Your sisters get pictures of a fierce tiger, a flashy peacock, and a pretty pink ballerina. Your picture shows a brown horse.
You love horses, especially when your father hits lucky number eight at the track. But this year Da came back from Yonkers with an empty wallet, so this boring horse is the only toy you’ll get.
You know better than to ask your sisters to trade. So you turn over your box and look at all the other boring pictures you could have gotten stuck with: a cardinal on an evergreen bough, a snowy owl on a wooden fence, a clown with tears rolling down his face.
Your horse doesn’t seem so bad then. You call him Chester. When you grow up, you’re going to ride Chester far away from your house–which smells like wet mittens and oily melanzane–to some place green and rich and much more ‘merigan than Fourth Street.
But first you have to paint him.
Your sisters cover the kitchen table with yesterday’s edition of The New Haven Register. You put your canvas on top of the scary headlines about the body counts from Vietnam and the photo of the president and his wife spending holidays at their Texas ranch.
You want to start with the horse. But Sister Uno–who is twice as smart as you because she’s ten and you’re just five–tells you to start with the sky because it’s at the top and that way the paint won’t smear.
You dip your brush into number seven. Chester’s sky doesn’t look like your sky. It’s blue instead of gray, which means he must live some place classy, like Kentucky.
You’ve seen the Kentucky Derby on TV. All the horses are thoroughbreds and all the ladies wear big flowered hats and have names like Mrs. Penny Tweedy.
If only your father had played number eight at Churchill Downs instead of Yonkers Raceway, he might have won the Derby and you might have gotten what you really wanted: a stuffed Lassie dog for Christmas.
If only, you whisper to yourself. If only.
You try to be careful and stay between the lines. But you can’t control the brush and you make a mess of the blue sky. Then you make a mess of the green grass. And then you make a mess of Chester. He looks fat where he’s supposed to be skinny and skinny where he’s supposed to be fat. His hooves look like boots, his tail like a mop, and his eyes end up too close together like that girl in catechism class that everyone calls a retarded.
Your painting doesn’t look good. But you’re proud of it anyway. Everybody knows Leonardo painted The Last Supper on the china plate that hangs above your stove and Michelangelo carved the plastic Pietà that sits on top of your Zenith TV.
Everybody knows all the great artists are Italian.
* * *
Later after you’re done eating your big-pipe macaroni, your cousin comes over and asks what you got for Christmas.
He’s a boy so you can’t show him your Lollipop underwear.
You show him Chester, who isn’t even dry yet.
I painted him, you say.
You didn’t paint that horse, he says. You just filled in the blanks.

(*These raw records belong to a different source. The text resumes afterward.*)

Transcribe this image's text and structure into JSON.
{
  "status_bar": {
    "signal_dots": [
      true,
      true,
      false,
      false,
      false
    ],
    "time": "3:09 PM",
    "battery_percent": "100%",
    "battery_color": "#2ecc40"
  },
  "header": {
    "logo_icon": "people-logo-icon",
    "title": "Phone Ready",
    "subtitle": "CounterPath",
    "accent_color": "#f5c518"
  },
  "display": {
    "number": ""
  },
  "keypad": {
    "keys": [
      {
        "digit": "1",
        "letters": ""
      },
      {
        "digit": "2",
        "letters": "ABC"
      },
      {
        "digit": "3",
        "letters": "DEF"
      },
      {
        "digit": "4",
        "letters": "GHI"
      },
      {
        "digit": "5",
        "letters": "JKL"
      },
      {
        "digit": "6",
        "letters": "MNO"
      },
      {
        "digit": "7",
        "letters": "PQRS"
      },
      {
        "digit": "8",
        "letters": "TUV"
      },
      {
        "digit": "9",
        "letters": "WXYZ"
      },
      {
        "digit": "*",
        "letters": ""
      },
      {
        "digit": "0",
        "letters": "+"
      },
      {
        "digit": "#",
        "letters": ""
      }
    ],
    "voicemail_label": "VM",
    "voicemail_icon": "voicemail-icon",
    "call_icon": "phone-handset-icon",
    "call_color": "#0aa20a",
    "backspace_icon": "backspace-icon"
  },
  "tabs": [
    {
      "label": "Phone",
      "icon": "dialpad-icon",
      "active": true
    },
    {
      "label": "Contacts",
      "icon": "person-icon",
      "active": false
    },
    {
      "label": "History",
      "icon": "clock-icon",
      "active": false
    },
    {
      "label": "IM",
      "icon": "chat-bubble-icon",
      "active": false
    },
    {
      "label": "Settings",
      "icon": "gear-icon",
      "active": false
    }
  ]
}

You’re crushed. You don’t know yet the word ersatz. But if you heard it, you would know that your horse was just that: phony as a pony. You’ll never ride him to Kentucky. Or meet Mrs. Penny Tweedy. You’ll be stuck on Fourth Street for the rest of your life, eating rigatoni and dreaming of your father hitting lucky number eight, while your sisters–who don’t seem to care that they’ll never be the next Leonardo or Michelangelo–fish the Register out of the trash and draw devil horns on LBJ and a fat ‘talian mustache on Lady Bird Johnson.
And this, this is what you’ll later think of whenever people start rhapsodizing about the beauty of Italian art.
Rita Ciresi is author of the novels Bring Back My Body to Me, Pink Slip, Blue Italian, and Remind Me Again Why I Married You, and two story collections, Sometimes I Dream in Italian and Mother Rocket. She is professor of English at the University of South Florida, a faculty mentor for the Bay Path University MFA program in creative nonfiction, and fiction editor of 2 Bridges Review.